“Lorrik,” Syrosk continued, diverting his gaze toward the defeated inquisitor. “You would do well to heed those words as well. For the most part, you were carrying out your intentions with a fine degree of success. You defended. And defended. And defended. A fine tactic to wear out the rather inordinate amount of overly-hasty opponents you might face. You do not strike out of turn. You do not make unnecessary moves. You keep your guard closed and your mind open. The embodiment of resilience. But perhaps you kept your mind just a little too open. Your ability to block and parry a saber will do you no good if you are still susceptible to a sharpened tongue. If you wish follow the path of resilience… you must know what it is to persist. Your body must fail you. Your mind must falter. Your spirit must waver. Only then can you recover… learn… persist. You must suffer before you may endure. And after said suffering, you will still find yourself incapable of striking out against your foes in any meaningful manner. Ask yourself… is that a path worth following? Is it a path you are even capable of?”

Lorrik did not know how to take his master’s words. He had failed. Perhaps failure could lead to knowledge and improvement, but it was also a sign of weakness. Could strength born from fault be considered true strength at all? It would have to be. Lorrik desired strength. He needed strength. For strength was the only way anyone could make a difference within the Empire.

Because of that fact, Lorrik would persist. Endure. Survive. He didn’t know how, but he would. And for the first time he saw promise from external sources. His master was no mere Academy instructor. His companion was no mere Sith hopeful. But much more work would be required. Years of study yet remained until he would consider himself a worthy Sith.

With all of the duels out of the way, Syrosk looked over his students one by one in silence. The majority of them has lost the vigor and poise they had once possessed in their stances. Even some of the victors were drawing heavy breaths and bore sweat upon their brows.

Student after student tensed for a brief moment as they found their master’s scrutinizing eyes pass over them. Eagerly, they awaited whatever words of wisdom the Sith Lord must have been formulating in his head. Instead, they received a rather casual dismissal.

“That was a fine display from all of you,” Syrosk stated, drawing from no apparent pool of enthusiasm. “Class dismissed.”

The students glanced at each other in confusion. The day was still young. They still stood upright. This was far from the manner of teaching they expected from their new ,aster. The Sith Lord took a few steps toward the cliff’s return path before stopping.

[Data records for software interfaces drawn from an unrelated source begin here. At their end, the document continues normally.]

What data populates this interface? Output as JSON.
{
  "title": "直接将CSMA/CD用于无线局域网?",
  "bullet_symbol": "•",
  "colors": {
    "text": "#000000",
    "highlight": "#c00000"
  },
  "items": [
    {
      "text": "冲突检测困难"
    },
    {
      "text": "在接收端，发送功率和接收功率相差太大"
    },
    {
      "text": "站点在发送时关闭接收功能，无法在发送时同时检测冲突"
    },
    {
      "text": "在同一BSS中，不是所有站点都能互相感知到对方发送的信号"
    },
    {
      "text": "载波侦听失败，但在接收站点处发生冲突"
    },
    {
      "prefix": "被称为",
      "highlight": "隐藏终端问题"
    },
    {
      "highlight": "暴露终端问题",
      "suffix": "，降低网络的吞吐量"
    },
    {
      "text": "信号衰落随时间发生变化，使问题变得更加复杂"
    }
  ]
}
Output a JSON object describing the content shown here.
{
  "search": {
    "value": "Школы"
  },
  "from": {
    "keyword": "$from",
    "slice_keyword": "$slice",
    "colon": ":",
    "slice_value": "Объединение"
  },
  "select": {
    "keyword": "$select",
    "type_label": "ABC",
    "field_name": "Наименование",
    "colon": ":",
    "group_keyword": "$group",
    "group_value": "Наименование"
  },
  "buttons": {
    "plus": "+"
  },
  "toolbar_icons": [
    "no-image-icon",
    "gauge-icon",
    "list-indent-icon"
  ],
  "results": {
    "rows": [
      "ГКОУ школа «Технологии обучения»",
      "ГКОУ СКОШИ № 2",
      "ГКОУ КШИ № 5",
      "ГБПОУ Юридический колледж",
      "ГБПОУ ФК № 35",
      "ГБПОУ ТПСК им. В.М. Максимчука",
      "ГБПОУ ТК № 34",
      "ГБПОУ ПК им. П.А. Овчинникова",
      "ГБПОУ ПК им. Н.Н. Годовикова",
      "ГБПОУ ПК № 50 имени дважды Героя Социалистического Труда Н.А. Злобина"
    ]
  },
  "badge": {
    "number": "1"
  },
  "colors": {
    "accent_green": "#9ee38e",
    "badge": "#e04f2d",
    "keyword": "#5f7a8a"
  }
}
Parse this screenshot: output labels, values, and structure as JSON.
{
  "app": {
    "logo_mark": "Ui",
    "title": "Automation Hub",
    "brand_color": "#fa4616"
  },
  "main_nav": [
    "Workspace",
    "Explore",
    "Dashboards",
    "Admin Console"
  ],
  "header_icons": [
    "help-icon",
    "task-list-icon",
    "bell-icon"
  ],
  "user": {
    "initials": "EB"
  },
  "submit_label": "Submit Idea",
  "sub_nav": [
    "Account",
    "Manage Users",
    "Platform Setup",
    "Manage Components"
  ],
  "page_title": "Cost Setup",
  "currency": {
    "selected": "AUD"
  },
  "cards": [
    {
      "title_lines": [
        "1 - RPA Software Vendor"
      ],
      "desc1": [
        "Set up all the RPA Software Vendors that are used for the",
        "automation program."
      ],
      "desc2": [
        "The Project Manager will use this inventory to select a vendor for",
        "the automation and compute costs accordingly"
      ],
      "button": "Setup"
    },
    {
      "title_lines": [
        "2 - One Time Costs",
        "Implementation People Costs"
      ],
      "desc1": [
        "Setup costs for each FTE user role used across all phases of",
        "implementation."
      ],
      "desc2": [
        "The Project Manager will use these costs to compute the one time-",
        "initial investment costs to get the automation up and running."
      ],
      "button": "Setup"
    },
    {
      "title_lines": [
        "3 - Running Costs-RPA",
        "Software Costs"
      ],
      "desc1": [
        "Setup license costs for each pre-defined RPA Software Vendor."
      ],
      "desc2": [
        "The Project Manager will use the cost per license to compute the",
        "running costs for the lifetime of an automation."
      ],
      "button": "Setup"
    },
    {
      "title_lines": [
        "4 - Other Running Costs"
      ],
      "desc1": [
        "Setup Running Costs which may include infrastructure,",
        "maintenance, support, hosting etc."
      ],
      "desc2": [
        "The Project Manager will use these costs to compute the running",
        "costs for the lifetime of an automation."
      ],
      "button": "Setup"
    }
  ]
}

“Something tells me you expected more,” Syrosk rasped, not bothering to face his students. “I suppose I could throw together some more physical trials. Make you run to the Academy and back, throw the slowest from the edge of the cliff. But I am not in the mood for such things. Your bouts today were for my own benefit. Not yours. I wanted to see what your bodies were capable of. Any experience or knowledge gained from these exercises were a mere bonus. My intentions rested solely in gathering information to be used in the months to come regarding your training. There is little more I could learn from you all in your various conditions, so I grant you the rest of the day to yourselves. Another test will be ready by the next midday. I would advise you to take this time to get to know your partner. Such a course of action would prove prudent for tomorrow.”

With that, the Sith Lord silently made his way back to the Academy, hands resting together behind his back. Some of the students began to follow, but deemed it awkward to be forced to pass their master, or match his slow pace. But such an act of avoidance only led to an equally awkward silence persisting between the eight students. With half having just been defeated by the other half, desire for pleasantries was understandably low.

Instead they divided into their various duos and recuperated their psyche while awaiting the initiative to descend the mountain.